**Your assignment**
What number of lines in the material contain the word "JSON"? Give that number alone.

**Available data**

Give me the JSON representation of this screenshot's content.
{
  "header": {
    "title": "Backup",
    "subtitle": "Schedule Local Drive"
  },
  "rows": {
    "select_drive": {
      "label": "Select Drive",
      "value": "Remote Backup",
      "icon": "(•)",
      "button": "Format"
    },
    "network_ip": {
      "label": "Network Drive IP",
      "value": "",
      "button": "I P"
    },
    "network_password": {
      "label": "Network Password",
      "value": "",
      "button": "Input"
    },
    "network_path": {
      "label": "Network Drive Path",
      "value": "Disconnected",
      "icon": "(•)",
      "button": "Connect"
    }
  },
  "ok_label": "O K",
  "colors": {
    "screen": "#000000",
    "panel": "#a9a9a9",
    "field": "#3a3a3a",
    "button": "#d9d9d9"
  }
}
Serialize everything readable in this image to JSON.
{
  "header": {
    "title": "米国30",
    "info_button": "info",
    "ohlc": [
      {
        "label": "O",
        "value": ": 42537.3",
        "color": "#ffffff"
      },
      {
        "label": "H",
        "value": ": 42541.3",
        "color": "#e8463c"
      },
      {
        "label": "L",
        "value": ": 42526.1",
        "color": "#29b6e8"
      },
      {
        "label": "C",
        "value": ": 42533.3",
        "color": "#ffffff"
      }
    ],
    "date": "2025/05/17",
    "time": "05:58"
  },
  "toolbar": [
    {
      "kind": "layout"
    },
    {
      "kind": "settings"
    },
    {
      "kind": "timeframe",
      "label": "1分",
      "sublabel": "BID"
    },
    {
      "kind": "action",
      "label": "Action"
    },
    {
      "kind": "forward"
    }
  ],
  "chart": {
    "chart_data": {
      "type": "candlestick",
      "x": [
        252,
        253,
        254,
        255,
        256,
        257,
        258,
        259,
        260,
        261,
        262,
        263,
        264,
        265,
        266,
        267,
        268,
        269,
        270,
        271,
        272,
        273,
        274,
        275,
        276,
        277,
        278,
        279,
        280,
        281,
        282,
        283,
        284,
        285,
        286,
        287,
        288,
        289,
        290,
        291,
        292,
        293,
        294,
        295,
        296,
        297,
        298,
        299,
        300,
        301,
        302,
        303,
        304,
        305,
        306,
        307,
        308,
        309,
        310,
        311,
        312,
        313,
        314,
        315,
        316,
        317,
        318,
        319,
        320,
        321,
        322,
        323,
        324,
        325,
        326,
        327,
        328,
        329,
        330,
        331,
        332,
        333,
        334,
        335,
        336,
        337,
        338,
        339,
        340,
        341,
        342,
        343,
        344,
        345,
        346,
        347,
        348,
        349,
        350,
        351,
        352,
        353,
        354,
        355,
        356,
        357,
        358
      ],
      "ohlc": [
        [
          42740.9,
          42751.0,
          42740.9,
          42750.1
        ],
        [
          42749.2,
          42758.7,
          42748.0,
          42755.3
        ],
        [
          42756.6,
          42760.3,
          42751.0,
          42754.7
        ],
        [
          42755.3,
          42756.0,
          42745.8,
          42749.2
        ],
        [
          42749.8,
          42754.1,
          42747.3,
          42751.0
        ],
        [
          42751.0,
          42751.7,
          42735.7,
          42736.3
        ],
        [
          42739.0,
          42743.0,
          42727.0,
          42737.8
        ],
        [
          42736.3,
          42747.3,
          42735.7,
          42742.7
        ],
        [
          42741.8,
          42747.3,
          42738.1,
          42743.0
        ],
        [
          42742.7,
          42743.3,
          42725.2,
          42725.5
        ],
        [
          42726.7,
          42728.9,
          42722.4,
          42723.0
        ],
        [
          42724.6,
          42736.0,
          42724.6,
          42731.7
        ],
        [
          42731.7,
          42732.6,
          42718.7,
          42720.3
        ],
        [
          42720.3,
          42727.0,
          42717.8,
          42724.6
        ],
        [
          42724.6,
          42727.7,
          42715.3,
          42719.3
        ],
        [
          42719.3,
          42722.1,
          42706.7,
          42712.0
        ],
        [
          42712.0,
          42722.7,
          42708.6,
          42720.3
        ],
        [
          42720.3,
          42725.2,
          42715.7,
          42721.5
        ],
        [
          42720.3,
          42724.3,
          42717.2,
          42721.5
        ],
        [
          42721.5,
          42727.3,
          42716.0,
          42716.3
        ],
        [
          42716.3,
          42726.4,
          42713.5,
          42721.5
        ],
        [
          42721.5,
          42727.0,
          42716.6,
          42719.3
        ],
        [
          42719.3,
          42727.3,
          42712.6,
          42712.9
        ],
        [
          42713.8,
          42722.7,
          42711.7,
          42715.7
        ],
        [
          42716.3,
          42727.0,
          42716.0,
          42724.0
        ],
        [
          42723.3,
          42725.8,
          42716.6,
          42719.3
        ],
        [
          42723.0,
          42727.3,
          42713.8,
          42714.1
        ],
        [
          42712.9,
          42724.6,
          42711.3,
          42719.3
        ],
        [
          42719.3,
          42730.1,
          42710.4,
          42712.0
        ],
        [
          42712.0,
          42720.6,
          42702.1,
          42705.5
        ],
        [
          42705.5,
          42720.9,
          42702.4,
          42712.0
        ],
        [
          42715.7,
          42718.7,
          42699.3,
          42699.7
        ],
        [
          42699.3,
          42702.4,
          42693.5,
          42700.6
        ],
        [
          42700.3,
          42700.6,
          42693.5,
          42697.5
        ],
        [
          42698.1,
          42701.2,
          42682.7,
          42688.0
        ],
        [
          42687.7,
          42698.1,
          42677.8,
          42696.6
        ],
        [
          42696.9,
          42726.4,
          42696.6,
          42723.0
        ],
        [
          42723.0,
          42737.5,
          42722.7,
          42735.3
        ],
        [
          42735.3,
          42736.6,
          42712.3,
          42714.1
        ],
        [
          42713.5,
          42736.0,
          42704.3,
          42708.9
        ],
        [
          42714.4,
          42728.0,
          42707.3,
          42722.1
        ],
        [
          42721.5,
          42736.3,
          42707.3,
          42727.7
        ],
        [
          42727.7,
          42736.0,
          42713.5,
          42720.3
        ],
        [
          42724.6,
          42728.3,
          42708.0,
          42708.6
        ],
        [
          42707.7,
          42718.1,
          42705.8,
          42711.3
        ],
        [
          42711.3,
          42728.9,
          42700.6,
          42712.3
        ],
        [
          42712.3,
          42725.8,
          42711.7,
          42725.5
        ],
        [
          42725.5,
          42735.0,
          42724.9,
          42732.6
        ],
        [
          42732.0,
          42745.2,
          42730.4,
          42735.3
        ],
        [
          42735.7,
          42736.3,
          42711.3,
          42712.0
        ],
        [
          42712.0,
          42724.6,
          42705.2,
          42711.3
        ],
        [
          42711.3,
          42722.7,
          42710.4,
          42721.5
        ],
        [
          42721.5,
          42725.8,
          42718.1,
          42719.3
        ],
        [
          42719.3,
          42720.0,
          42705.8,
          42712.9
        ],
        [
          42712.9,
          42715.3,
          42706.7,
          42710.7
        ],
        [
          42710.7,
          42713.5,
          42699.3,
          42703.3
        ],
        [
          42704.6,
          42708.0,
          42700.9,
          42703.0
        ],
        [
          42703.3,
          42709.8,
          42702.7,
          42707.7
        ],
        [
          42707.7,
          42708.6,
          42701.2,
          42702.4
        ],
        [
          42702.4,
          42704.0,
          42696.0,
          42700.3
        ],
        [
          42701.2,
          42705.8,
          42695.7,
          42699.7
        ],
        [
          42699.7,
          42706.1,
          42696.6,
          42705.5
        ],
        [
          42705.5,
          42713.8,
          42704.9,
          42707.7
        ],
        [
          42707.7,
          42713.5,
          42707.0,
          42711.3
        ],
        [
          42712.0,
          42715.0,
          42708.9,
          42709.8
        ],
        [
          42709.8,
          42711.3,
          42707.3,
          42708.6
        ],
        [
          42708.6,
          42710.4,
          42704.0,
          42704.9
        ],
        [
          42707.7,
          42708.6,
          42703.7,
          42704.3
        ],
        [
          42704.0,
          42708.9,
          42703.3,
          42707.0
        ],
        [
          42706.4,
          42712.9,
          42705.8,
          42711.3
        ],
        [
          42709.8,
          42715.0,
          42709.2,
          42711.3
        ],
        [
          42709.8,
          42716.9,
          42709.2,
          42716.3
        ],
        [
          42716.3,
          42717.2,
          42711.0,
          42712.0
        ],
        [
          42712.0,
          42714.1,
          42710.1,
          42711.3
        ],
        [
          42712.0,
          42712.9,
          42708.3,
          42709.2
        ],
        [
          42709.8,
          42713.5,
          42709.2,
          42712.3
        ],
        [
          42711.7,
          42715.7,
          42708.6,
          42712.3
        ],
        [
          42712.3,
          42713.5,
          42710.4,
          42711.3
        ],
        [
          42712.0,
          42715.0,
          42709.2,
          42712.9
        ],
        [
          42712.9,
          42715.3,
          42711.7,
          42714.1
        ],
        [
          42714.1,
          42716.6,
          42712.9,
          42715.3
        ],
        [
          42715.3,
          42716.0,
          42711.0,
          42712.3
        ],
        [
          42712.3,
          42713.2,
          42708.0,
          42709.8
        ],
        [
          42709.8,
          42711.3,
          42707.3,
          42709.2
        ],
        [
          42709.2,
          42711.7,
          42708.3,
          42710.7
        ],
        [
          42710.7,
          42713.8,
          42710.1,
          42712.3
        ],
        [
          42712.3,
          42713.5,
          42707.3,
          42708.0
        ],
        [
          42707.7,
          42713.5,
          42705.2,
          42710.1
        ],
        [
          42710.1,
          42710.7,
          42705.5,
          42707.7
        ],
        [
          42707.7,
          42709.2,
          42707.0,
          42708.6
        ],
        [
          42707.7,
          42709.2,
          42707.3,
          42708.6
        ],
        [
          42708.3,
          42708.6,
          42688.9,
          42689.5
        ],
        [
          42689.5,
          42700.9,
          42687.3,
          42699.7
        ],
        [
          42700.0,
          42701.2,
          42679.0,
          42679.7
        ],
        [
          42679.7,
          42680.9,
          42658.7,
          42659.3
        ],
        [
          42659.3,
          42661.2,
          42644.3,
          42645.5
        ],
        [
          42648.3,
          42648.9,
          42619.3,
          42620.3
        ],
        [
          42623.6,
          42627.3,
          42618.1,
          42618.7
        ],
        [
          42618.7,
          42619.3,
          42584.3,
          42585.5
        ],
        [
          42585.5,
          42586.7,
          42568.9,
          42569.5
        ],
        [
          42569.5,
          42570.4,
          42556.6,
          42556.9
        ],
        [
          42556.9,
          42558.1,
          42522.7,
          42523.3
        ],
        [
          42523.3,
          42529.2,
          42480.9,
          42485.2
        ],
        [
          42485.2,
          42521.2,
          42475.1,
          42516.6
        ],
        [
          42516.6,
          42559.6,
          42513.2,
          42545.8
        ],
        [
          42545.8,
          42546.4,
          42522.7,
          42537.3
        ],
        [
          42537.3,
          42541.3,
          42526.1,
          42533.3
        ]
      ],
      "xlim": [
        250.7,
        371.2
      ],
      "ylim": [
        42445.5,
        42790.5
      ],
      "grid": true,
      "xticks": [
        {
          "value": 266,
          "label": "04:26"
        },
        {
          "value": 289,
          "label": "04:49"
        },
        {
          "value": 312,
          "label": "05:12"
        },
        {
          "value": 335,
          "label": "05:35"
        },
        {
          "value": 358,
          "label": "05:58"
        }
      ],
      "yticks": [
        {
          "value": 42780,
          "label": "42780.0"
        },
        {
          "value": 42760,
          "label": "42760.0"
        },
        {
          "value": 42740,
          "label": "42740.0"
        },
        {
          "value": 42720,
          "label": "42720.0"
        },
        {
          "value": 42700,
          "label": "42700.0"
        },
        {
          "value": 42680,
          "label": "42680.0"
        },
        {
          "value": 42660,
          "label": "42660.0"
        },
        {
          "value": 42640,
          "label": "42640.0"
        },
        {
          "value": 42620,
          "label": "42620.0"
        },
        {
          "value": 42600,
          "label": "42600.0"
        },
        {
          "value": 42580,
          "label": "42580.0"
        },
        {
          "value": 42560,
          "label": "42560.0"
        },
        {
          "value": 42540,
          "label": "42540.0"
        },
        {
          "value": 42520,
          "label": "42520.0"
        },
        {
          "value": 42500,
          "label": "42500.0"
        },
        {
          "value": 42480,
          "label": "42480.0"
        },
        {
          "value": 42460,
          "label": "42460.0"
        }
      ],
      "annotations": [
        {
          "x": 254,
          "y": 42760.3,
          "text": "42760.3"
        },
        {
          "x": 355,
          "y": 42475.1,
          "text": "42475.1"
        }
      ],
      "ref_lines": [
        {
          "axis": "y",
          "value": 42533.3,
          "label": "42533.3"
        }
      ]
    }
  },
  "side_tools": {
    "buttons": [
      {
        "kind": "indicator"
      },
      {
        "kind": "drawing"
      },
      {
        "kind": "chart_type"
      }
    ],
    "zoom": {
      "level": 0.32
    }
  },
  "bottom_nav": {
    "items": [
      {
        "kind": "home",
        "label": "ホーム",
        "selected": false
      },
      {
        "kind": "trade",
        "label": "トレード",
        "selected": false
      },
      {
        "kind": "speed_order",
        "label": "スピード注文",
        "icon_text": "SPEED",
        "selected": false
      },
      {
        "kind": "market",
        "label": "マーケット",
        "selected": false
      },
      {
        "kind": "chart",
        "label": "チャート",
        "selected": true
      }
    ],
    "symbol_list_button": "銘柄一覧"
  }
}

**Result**
2